On the Star Formation in Early Stage of Galactic Evolution

Y. Yoshii, Y. Sabano
1981 Symposium - International astronomical union  
Evolution and fragmentation of a gas cloud are investigated for the primordial chemical composition which is the same as the products of the Big Bang. A pure-hydrogen gas cloud collapses isothermally at 500–1000 K when a low fraction of molecular hydrogen works as a coolant, and breaks into small subcondensations with mass less than 10 M⊙due to thermal instability associated with molecular dissociation. On the other hand a pure-hydrogen gas cloud which contains no molecular hydrogen collapses
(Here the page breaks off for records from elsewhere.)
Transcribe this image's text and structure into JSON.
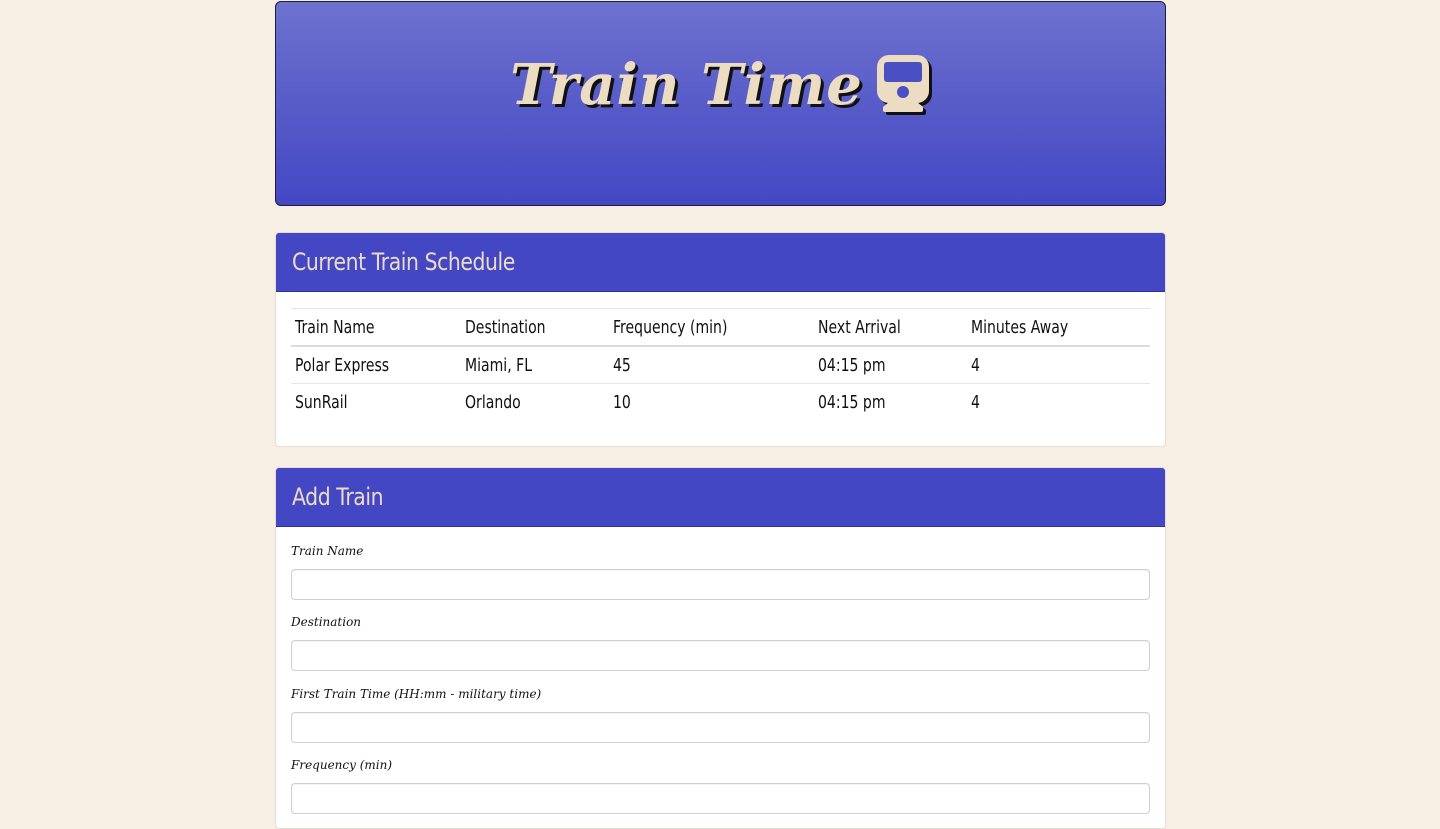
{
  "header": {
    "title": "Train Time",
    "icon": "train-icon"
  },
  "schedule": {
    "heading": "Current Train Schedule",
    "columns": [
      "Train Name",
      "Destination",
      "Frequency (min)",
      "Next Arrival",
      "Minutes Away"
    ],
    "rows": [
      [
        "Polar Express",
        "Miami, FL",
        "45",
        "04:15 pm",
        "4"
      ],
      [
        "SunRail",
        "Orlando",
        "10",
        "04:15 pm",
        "4"
      ]
    ]
  },
  "add_train": {
    "heading": "Add Train",
    "fields": [
      {
        "label": "Train Name",
        "value": ""
      },
      {
        "label": "Destination",
        "value": ""
      },
      {
        "label": "First Train Time (HH:mm - military time)",
        "value": ""
      },
      {
        "label": "Frequency (min)",
        "value": ""
      }
    ]
  },
  "colors": {
    "background": "#f8efe4",
    "accent": "#4347c4",
    "title_text": "#ecdcc2"
  }
}
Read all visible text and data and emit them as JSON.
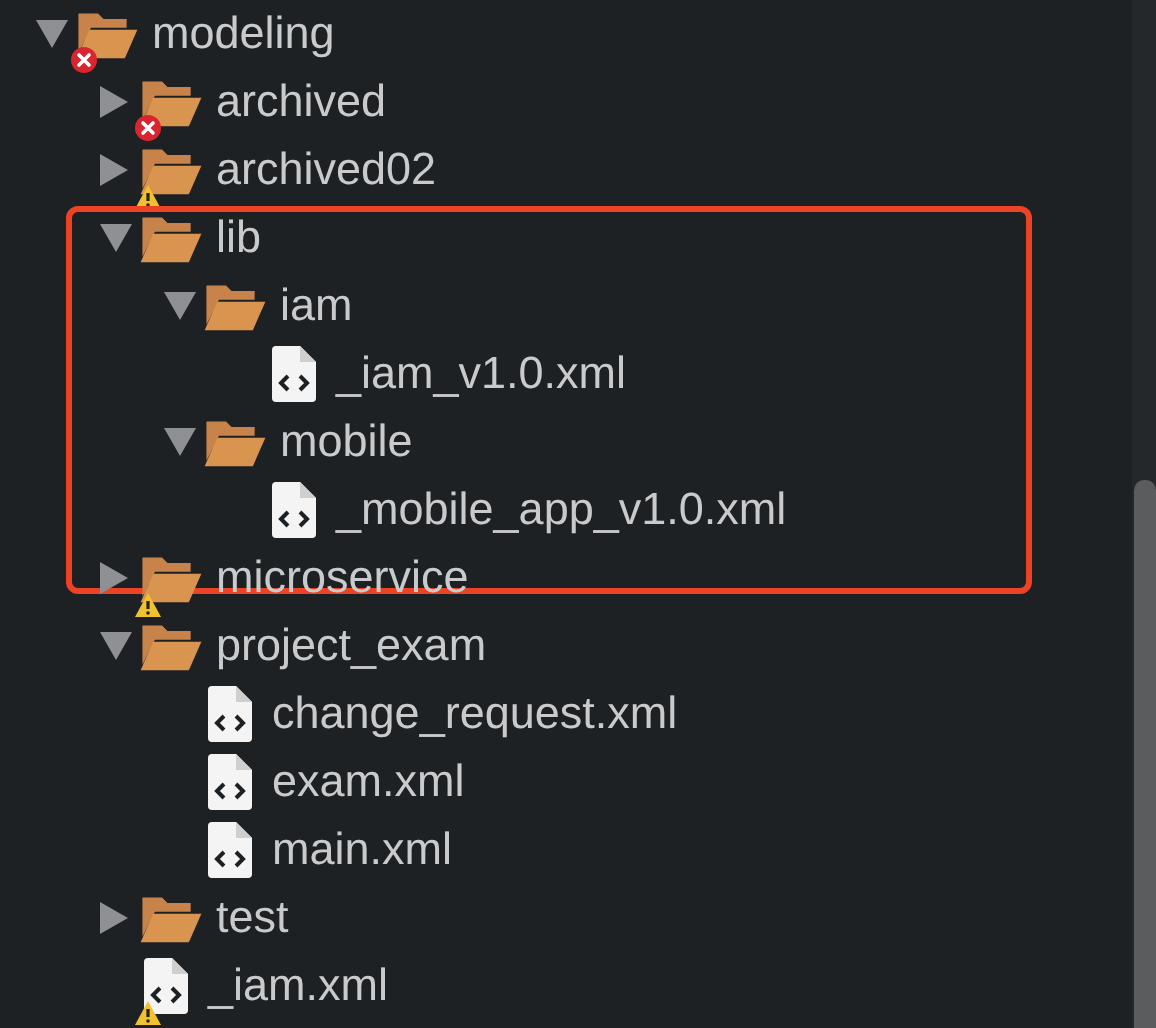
{
  "tree": [
    {
      "name": "modeling",
      "kind": "folder",
      "expanded": true,
      "error": true,
      "warning": false,
      "highlighted": false,
      "children": [
        {
          "name": "archived",
          "kind": "folder",
          "expanded": false,
          "error": true,
          "warning": false,
          "highlighted": false
        },
        {
          "name": "archived02",
          "kind": "folder",
          "expanded": false,
          "error": false,
          "warning": true,
          "highlighted": false
        },
        {
          "name": "lib",
          "kind": "folder",
          "expanded": true,
          "error": false,
          "warning": false,
          "highlighted": true,
          "children": [
            {
              "name": "iam",
              "kind": "folder",
              "expanded": true,
              "error": false,
              "warning": false,
              "highlighted": false,
              "children": [
                {
                  "name": "_iam_v1.0.xml",
                  "kind": "file",
                  "error": false,
                  "warning": false,
                  "highlighted": false
                }
              ]
            },
            {
              "name": "mobile",
              "kind": "folder",
              "expanded": true,
              "error": false,
              "warning": false,
              "highlighted": false,
              "children": [
                {
                  "name": "_mobile_app_v1.0.xml",
                  "kind": "file",
                  "error": false,
                  "warning": false,
                  "highlighted": false
                }
              ]
            }
          ]
        },
        {
          "name": "microservice",
          "kind": "folder",
          "expanded": false,
          "error": false,
          "warning": true,
          "highlighted": false
        },
        {
          "name": "project_exam",
          "kind": "folder",
          "expanded": true,
          "error": false,
          "warning": false,
          "highlighted": false,
          "children": [
            {
              "name": "change_request.xml",
              "kind": "file",
              "error": false,
              "warning": false,
              "highlighted": false
            },
            {
              "name": "exam.xml",
              "kind": "file",
              "error": false,
              "warning": false,
              "highlighted": false
            },
            {
              "name": "main.xml",
              "kind": "file",
              "error": false,
              "warning": false,
              "highlighted": false
            }
          ]
        },
        {
          "name": "test",
          "kind": "folder",
          "expanded": false,
          "error": false,
          "warning": false,
          "highlighted": false
        },
        {
          "name": "_iam.xml",
          "kind": "file",
          "error": false,
          "warning": true,
          "highlighted": false
        }
      ]
    }
  ]
}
more » ... ydrogen collapses isothermally at 6000–8000 K in a thermally stable condition, and enters the region where thermal energy exceeds radiation energy when thermal equilibrium between matter and radiation is achieved in the cloud. Consideration of energetics in the subsequent stage of the cloud evolution leads to the mass range of 0.1–20 M⊙for the stable nuclear-burning protostars of the first generation. The thermal behavior of a gas cloud in the regime of z (the ratio of heavy element abundance to solar one) less than 10−4is essentially similar to that in the case of no heavy element, and the heavy element cooling brings about thermal instability in a wide range of parameters in the regime of z greater than 10−3. Linear perturbation analysis gives growth time of the instability much shorter than the free-fall time, and suggests the efficient excitation of density fluctuation driven by thermal instability. Thus the possibility of the initial mass function relatively enhanced in massive star at early times is denied, and the slow rate of metal enrichment in the interstellar medium is suggested.
doi:10.1017/s0074180900073642 fatcat:ofjx6eqc35dtfnjgm2nqzchdci